Data tables for MSA home prices (single family and condo) are posted at http://www.realtor.org/topics/metropolitan-median-area-prices-and-affordability/data. If insufficient data is reported for a MSA in particular quarter, it is listed as N/A. For areas not covered in the tables, please contact the local association of Realtors®.
1 Areas are generally metropolitan statistical areas as defined by the U.S. Office of Management and Budget. NAR adheres to the OMB definitions, although in some areas an exact match is not possible from the available data. A list of counties included in MSA definitions is available at: http://www.census.gov/population/estimates/metro-city/List4.txt.
Regional median home prices are from a separate sampling that includes rural areas and portions of some smaller metros that are not included in this report; the regional percentage changes do not necessarily parallel changes in the larger metro areas. The only valid comparisons for median prices are with the same period a year earlier due to seasonality in buying patterns. Quarter-to-quarter comparisons do not compensate for seasonal changes, especially for the timing of family buying patterns.
Median price measurement reflects the types of homes that are selling during the quarter and can be skewed at times by changes in the sales mix. For example, changes in the level of distressed sales, which are heavily discounted, can vary notably in given markets and may affect percentage comparisons. Annual price measures generally smooth out any quarterly swings.
NAR began tracking of metropolitan area median single-family home prices in 1979; the metro area condo price series dates back to 1989.
Because there is a concentration of condos in high-cost metro areas, the national median condo price often is higher than the median single-family price. In a given market area, condos typically cost less than single-family homes. As the reporting sample expands in the future, additional areas will be included in the condo price report.

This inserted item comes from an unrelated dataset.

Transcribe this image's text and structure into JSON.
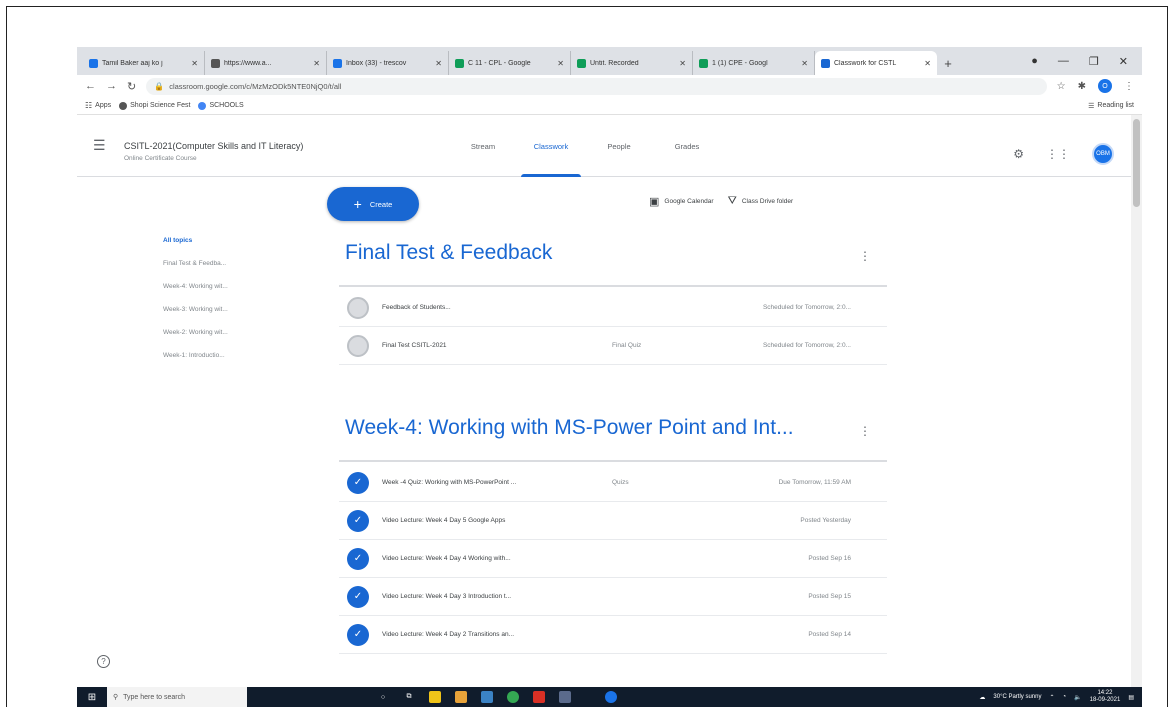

2 The seasonally adjusted annual rate for a particular quarter represents what the total number of actual sales for a year would be if the relative sales pace for that quarter was maintained for four consecutive quarters. Total home sales include single family, townhomes, condominiums and co-operative housing.
3 Total inventory and month’s supply data are available back through 1999, while single-family inventory and month’s supply are available back to 1982 (prior to 1999, single-family sales accounted for more than 90 percent of transactions and condos were measured only on a quarterly basis).
Seasonally adjusted rates are used in reporting quarterly data to factor out seasonal variations in resale activity. For example, sales volume normally is higher in the summer and relatively light in winter, primarily because of differences in the weather and household buying patterns.
4 Income figures are rounded to the nearest hundred, based on NAR modeling of Census data. Qualifying income requirements are determined using several scenarios on downpayment percentages and assume 25 percent of gross income devoted to mortgage principal and interest at a mortgage interest rate of 3.9%.
NOTE: Existing-Home Sales for July will be reported August 22, and the next Pending Home Sales Index will be August 29; all release times are 10:00 a.m. ET.